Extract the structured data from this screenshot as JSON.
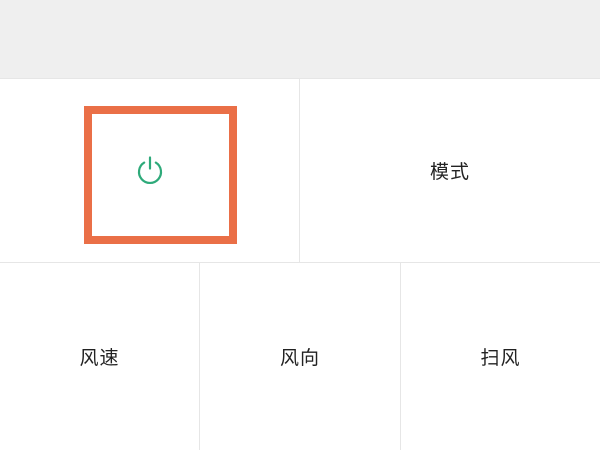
{
  "controls": {
    "power": {
      "icon": "power-icon",
      "color": "#2eaa7a"
    },
    "mode": {
      "label": "模式"
    },
    "fan_speed": {
      "label": "风速"
    },
    "wind_direction": {
      "label": "风向"
    },
    "swing": {
      "label": "扫风"
    }
  },
  "highlight": {
    "color": "#ea6f47",
    "target": "power"
  }
}
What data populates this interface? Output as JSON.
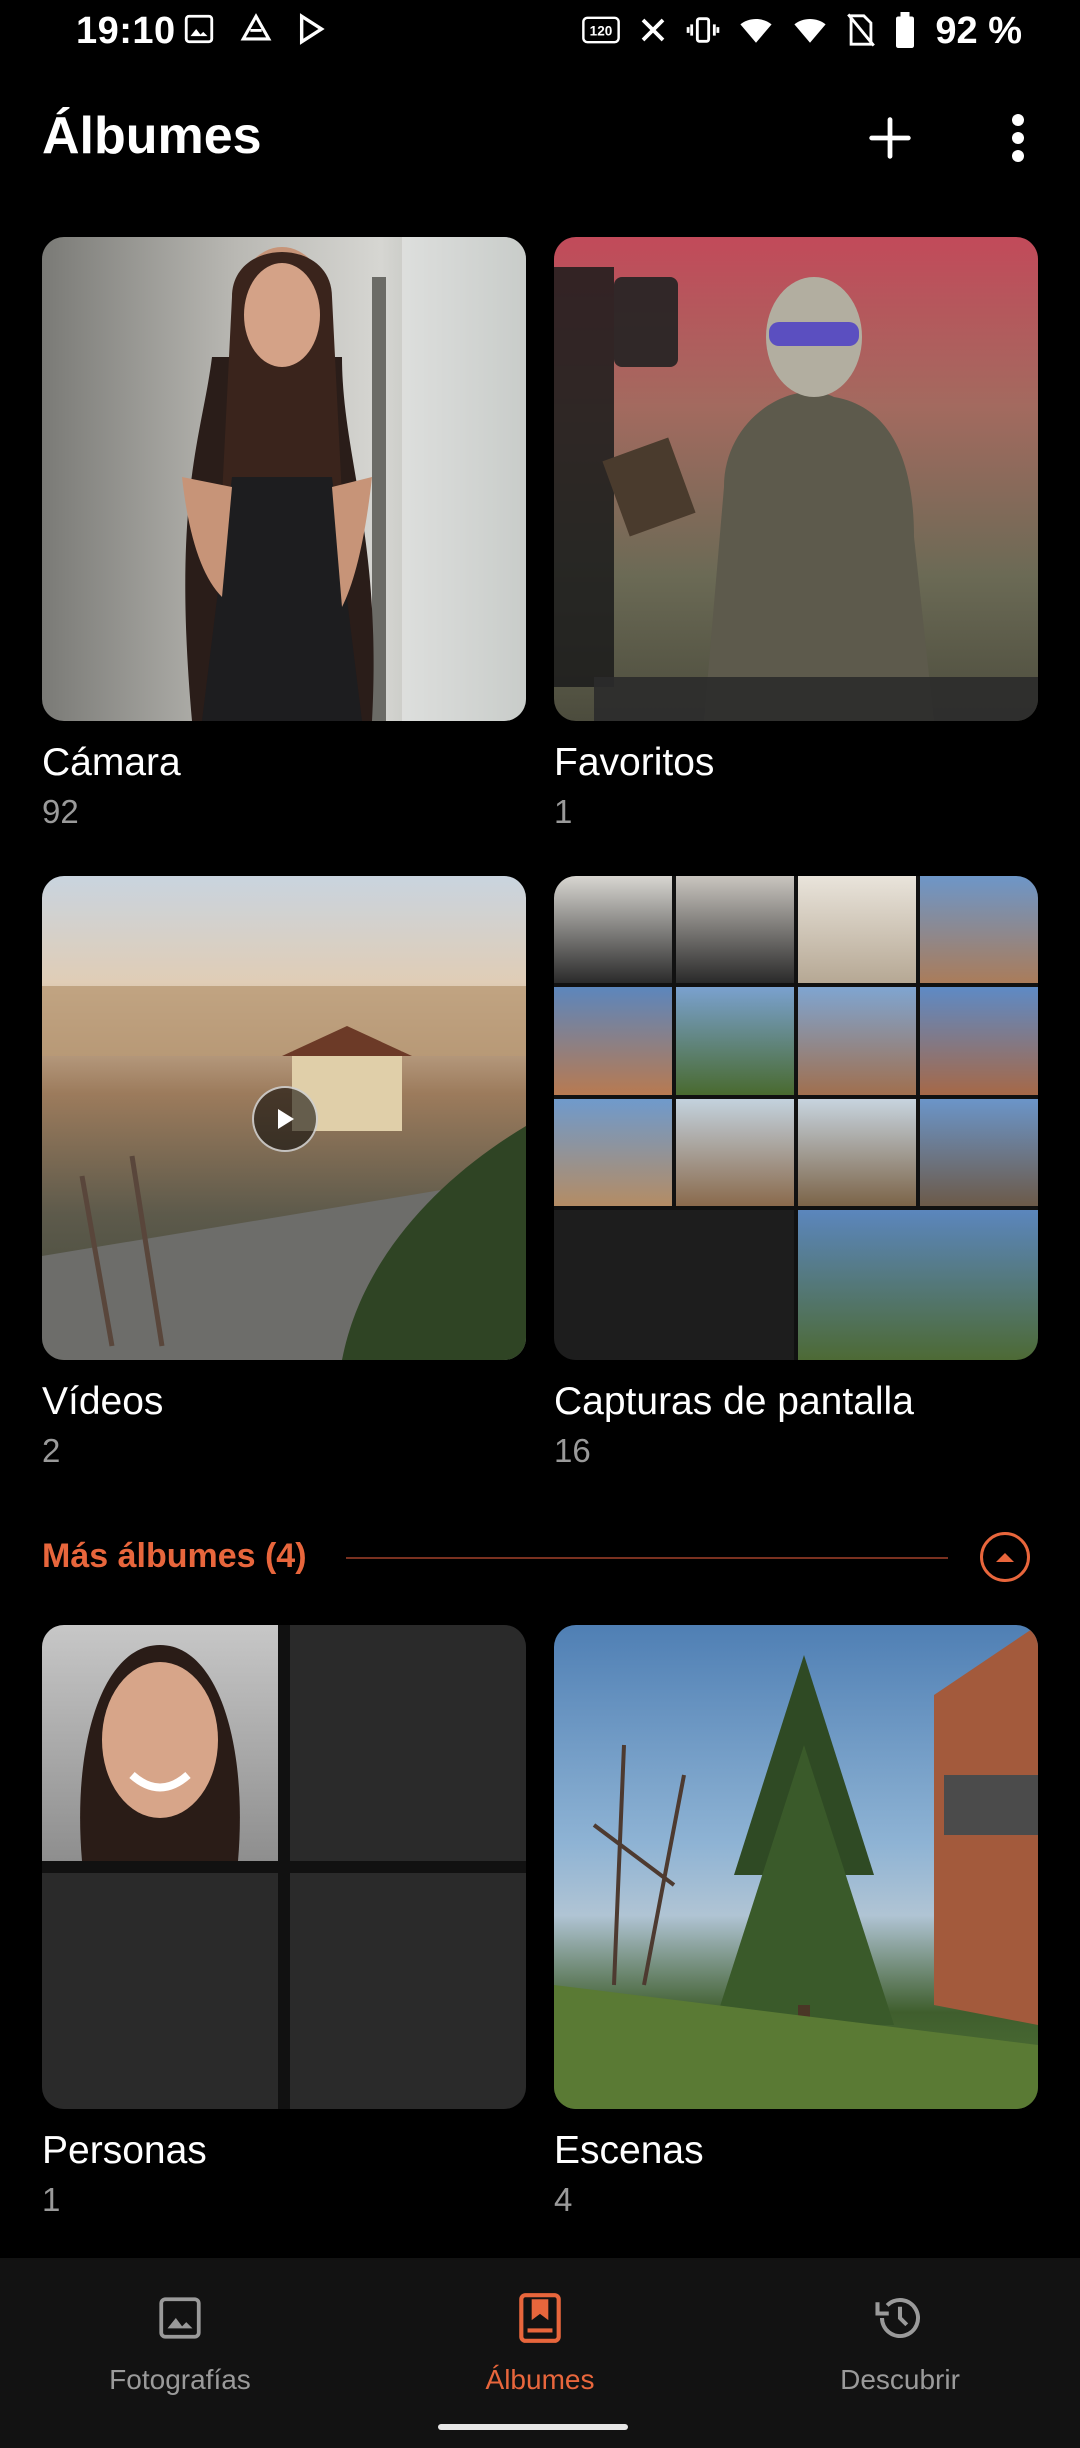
{
  "status_bar": {
    "time": "19:10",
    "battery_percent": "92 %",
    "refresh_rate": "120"
  },
  "header": {
    "title": "Álbumes"
  },
  "albums": [
    {
      "name": "Cámara",
      "count": "92"
    },
    {
      "name": "Favoritos",
      "count": "1"
    },
    {
      "name": "Vídeos",
      "count": "2"
    },
    {
      "name": "Capturas de pantalla",
      "count": "16"
    }
  ],
  "more_albums": {
    "label": "Más álbumes (4)",
    "albums": [
      {
        "name": "Personas",
        "count": "1"
      },
      {
        "name": "Escenas",
        "count": "4"
      }
    ]
  },
  "bottom_nav": {
    "items": [
      {
        "label": "Fotografías",
        "icon": "image-icon"
      },
      {
        "label": "Álbumes",
        "icon": "album-icon"
      },
      {
        "label": "Descubrir",
        "icon": "discover-icon"
      }
    ],
    "active": "Álbumes"
  },
  "colors": {
    "accent": "#e8663c",
    "background": "#000000",
    "nav_background": "#121212"
  }
}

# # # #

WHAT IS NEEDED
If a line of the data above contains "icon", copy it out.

OUTPUT OF THE TASK
      "icon": "power-icon",
        "icon": "image-icon"
        "icon": "album-icon"
        "icon": "discover-icon"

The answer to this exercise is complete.